Wired reports that by 2017, HP hopes to build a computer chip that includes 256 processors tied together with beams of light. Full details over here.
Codenamed Corona, this laser-powered contraption would handle 10 trillion floating points operations a second. In other words, if you put just five of them together, you’d approach the speed of today’s supercomputers. The chip’s 256 cores would communicate with each other at an astonishing 20 terabytes per second, and they’d talk to memory at 10 terabytes a second. That means it would run memory-intensive applications about two to six times faster than an equivalent chip made with good, old-fashioned electric wires.

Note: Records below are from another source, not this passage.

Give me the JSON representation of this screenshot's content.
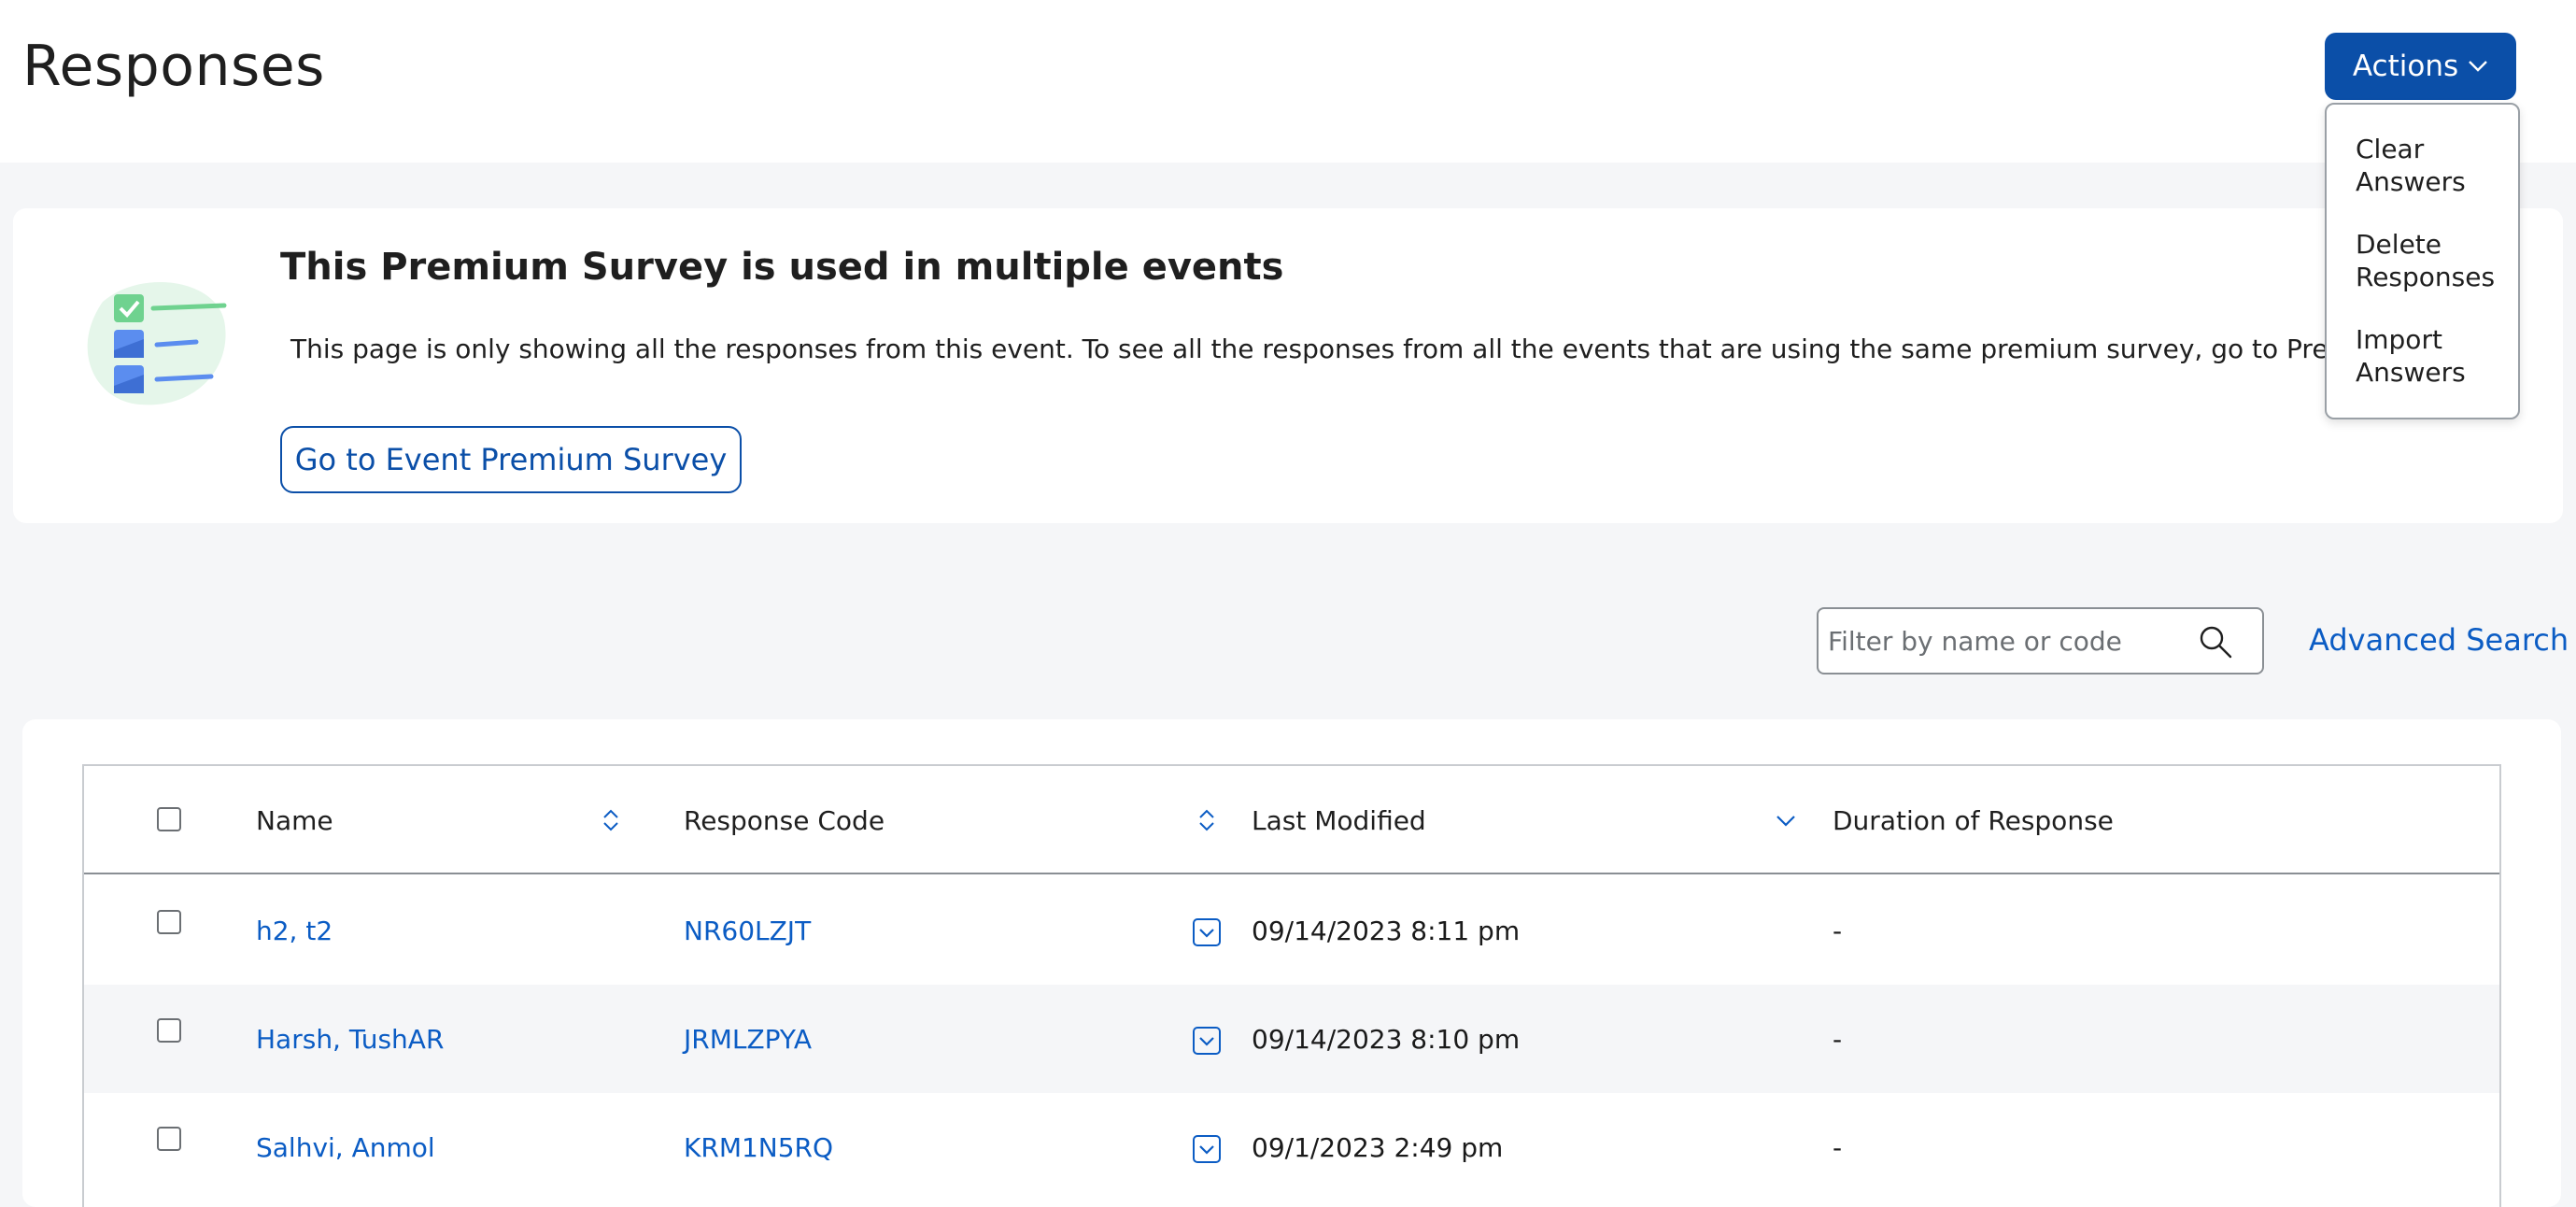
{
  "page": {
    "title": "Responses"
  },
  "actions": {
    "label": "Actions",
    "menu": [
      {
        "id": "clear",
        "line1": "Clear",
        "line2": "Answers"
      },
      {
        "id": "delete",
        "line1": "Delete",
        "line2": "Responses"
      },
      {
        "id": "import",
        "line1": "Import",
        "line2": "Answers"
      }
    ]
  },
  "notice": {
    "title": "This Premium Survey is used in multiple events",
    "body": "This page is only showing all the responses from this event. To see all the responses from all the events that are using the same premium survey, go to Premium surveys",
    "button_label": "Go to Event Premium Survey"
  },
  "search": {
    "placeholder": "Filter by name or code",
    "advanced_label": "Advanced Search"
  },
  "table": {
    "columns": {
      "name": "Name",
      "code": "Response Code",
      "modified": "Last Modified",
      "duration": "Duration of Response"
    },
    "rows": [
      {
        "name": "h2, t2",
        "code": "NR60LZJT",
        "modified": "09/14/2023 8:11 pm",
        "duration": "-"
      },
      {
        "name": "Harsh, TushAR",
        "code": "JRMLZPYA",
        "modified": "09/14/2023 8:10 pm",
        "duration": "-"
      },
      {
        "name": "Salhvi, Anmol",
        "code": "KRM1N5RQ",
        "modified": "09/1/2023 2:49 pm",
        "duration": "-"
      }
    ]
  },
  "colors": {
    "primary": "#0b4fa8",
    "link": "#0b5cc4",
    "background": "#f5f6f8"
  }
}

More importantly, Corona would use a lot less power, helping the world’s supercomputers break the vaunted exascale barrier — i.e., deliver a machine that can handle one quintillion (10 to the 18th) floating point operations a second. That’s 100 times faster than today’s fastest supercomputer. “Electronics … cannot scale to the scale that we need for these large systems,” says HP Labs researcher Marco Fiorentino.